Data for this task START

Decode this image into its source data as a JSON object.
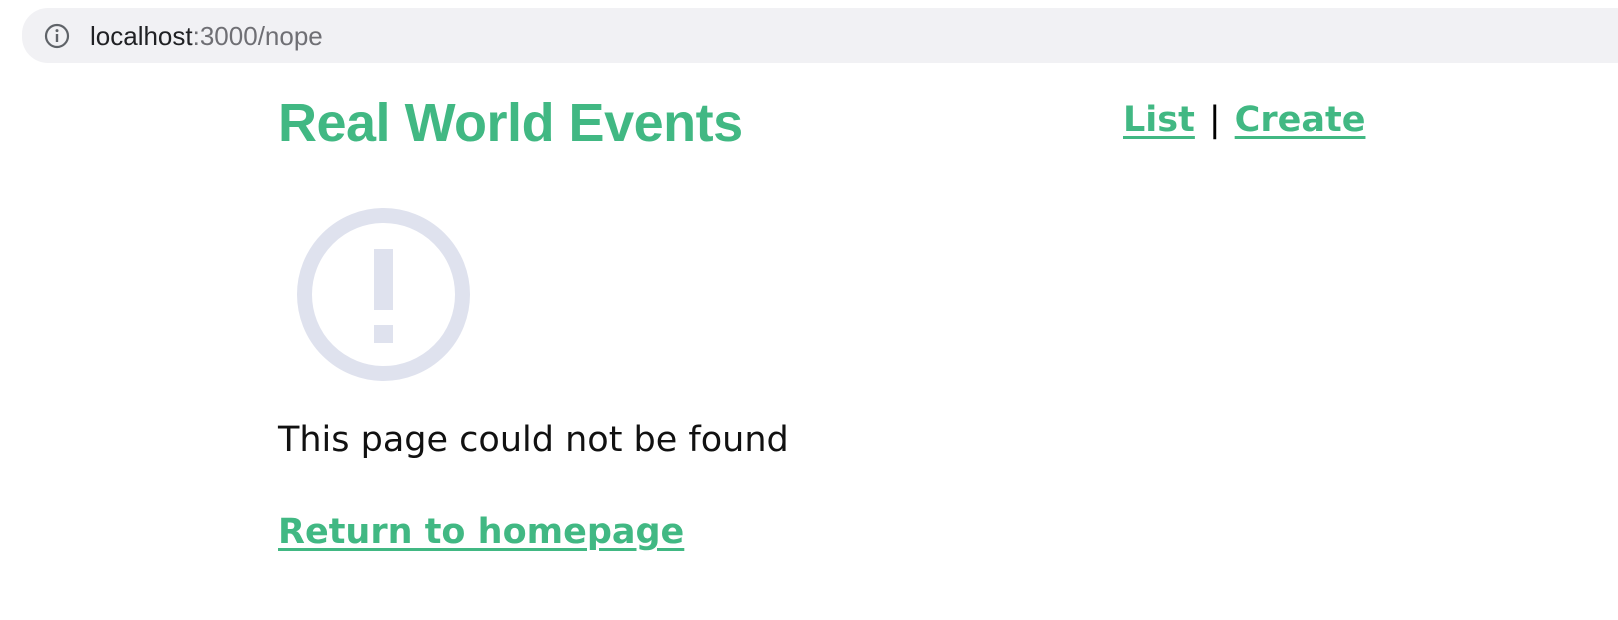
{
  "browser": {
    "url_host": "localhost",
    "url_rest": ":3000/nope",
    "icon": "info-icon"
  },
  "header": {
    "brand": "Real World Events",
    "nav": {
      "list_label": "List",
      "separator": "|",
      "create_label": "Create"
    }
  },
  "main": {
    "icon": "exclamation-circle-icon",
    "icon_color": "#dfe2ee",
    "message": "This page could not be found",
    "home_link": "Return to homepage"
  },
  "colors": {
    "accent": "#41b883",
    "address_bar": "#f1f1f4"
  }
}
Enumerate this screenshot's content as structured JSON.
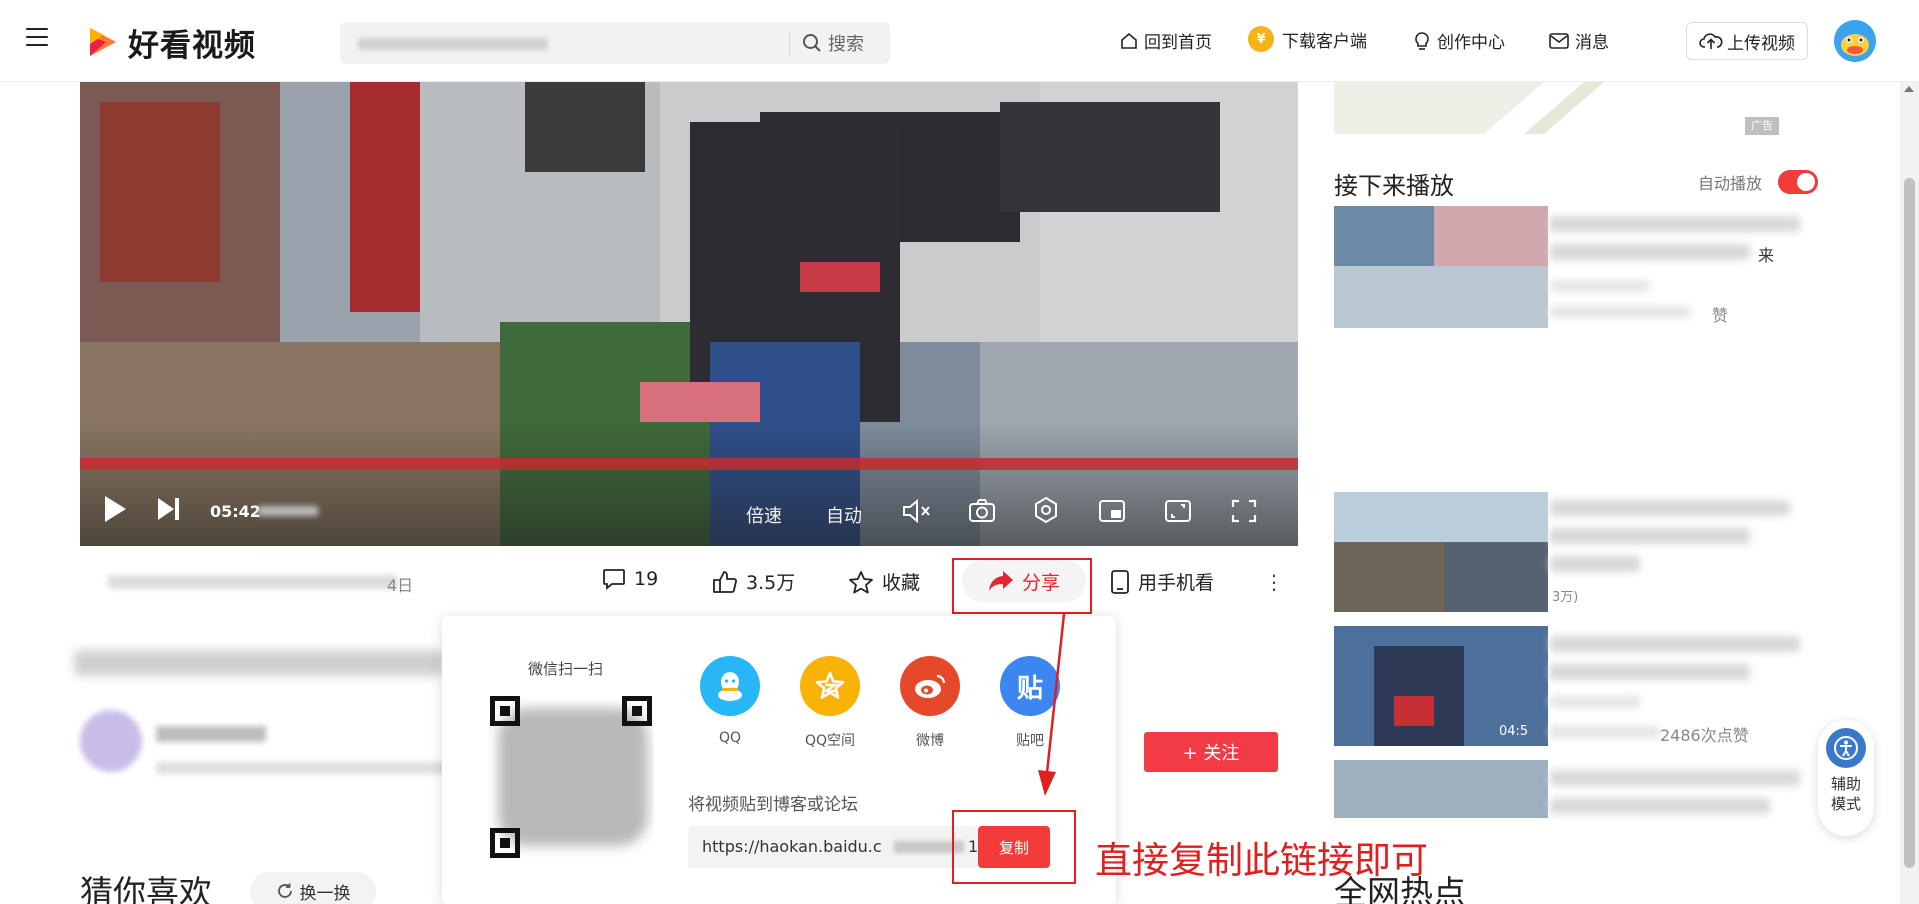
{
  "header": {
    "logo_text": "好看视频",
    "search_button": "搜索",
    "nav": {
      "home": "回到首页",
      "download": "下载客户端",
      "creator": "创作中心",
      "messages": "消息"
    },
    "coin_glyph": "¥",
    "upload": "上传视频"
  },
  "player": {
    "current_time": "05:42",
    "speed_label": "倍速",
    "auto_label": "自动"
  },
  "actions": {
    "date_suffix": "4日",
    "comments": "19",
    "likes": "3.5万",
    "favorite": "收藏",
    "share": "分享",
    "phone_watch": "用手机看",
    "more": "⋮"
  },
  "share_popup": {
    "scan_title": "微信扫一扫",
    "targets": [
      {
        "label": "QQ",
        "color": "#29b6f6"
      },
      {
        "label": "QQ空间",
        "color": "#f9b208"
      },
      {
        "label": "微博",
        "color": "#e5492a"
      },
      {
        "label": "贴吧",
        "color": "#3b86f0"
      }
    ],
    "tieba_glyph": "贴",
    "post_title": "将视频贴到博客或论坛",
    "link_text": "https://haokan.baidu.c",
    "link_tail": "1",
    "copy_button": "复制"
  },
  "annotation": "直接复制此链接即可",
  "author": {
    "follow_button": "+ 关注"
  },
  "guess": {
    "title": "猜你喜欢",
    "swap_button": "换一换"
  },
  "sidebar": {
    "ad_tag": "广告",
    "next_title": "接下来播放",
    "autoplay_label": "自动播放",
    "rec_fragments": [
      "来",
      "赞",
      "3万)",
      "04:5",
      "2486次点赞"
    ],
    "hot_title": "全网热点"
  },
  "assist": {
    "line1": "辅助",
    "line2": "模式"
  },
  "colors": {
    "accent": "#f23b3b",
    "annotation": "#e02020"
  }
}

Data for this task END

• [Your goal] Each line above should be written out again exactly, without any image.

• [Reply to the exercise]
Decode this image into its source data as a JSON object.
{
  "browser": {
    "url_host": "localhost",
    "url_rest": ":3000/nope",
    "icon": "info-icon"
  },
  "header": {
    "brand": "Real World Events",
    "nav": {
      "list_label": "List",
      "separator": "|",
      "create_label": "Create"
    }
  },
  "main": {
    "icon": "exclamation-circle-icon",
    "icon_color": "#dfe2ee",
    "message": "This page could not be found",
    "home_link": "Return to homepage"
  },
  "colors": {
    "accent": "#41b883",
    "address_bar": "#f1f1f4"
  }
}
Enumerate this screenshot's content as structured JSON.
{
  "header": {
    "logo_text": "好看视频",
    "search_button": "搜索",
    "nav": {
      "home": "回到首页",
      "download": "下载客户端",
      "creator": "创作中心",
      "messages": "消息"
    },
    "coin_glyph": "¥",
    "upload": "上传视频"
  },
  "player": {
    "current_time": "05:42",
    "speed_label": "倍速",
    "auto_label": "自动"
  },
  "actions": {
    "date_suffix": "4日",
    "comments": "19",
    "likes": "3.5万",
    "favorite": "收藏",
    "share": "分享",
    "phone_watch": "用手机看",
    "more": "⋮"
  },
  "share_popup": {
    "scan_title": "微信扫一扫",
    "targets": [
      {
        "label": "QQ",
        "color": "#29b6f6"
      },
      {
        "label": "QQ空间",
        "color": "#f9b208"
      },
      {
        "label": "微博",
        "color": "#e5492a"
      },
      {
        "label": "贴吧",
        "color": "#3b86f0"
      }
    ],
    "tieba_glyph": "贴",
    "post_title": "将视频贴到博客或论坛",
    "link_text": "https://haokan.baidu.c",
    "link_tail": "1",
    "copy_button": "复制"
  },
  "annotation": "直接复制此链接即可",
  "author": {
    "follow_button": "+ 关注"
  },
  "guess": {
    "title": "猜你喜欢",
    "swap_button": "换一换"
  },
  "sidebar": {
    "ad_tag": "广告",
    "next_title": "接下来播放",
    "autoplay_label": "自动播放",
    "rec_fragments": [
      "来",
      "赞",
      "3万)",
      "04:5",
      "2486次点赞"
    ],
    "hot_title": "全网热点"
  },
  "assist": {
    "line1": "辅助",
    "line2": "模式"
  },
  "colors": {
    "accent": "#f23b3b",
    "annotation": "#e02020"
  }
}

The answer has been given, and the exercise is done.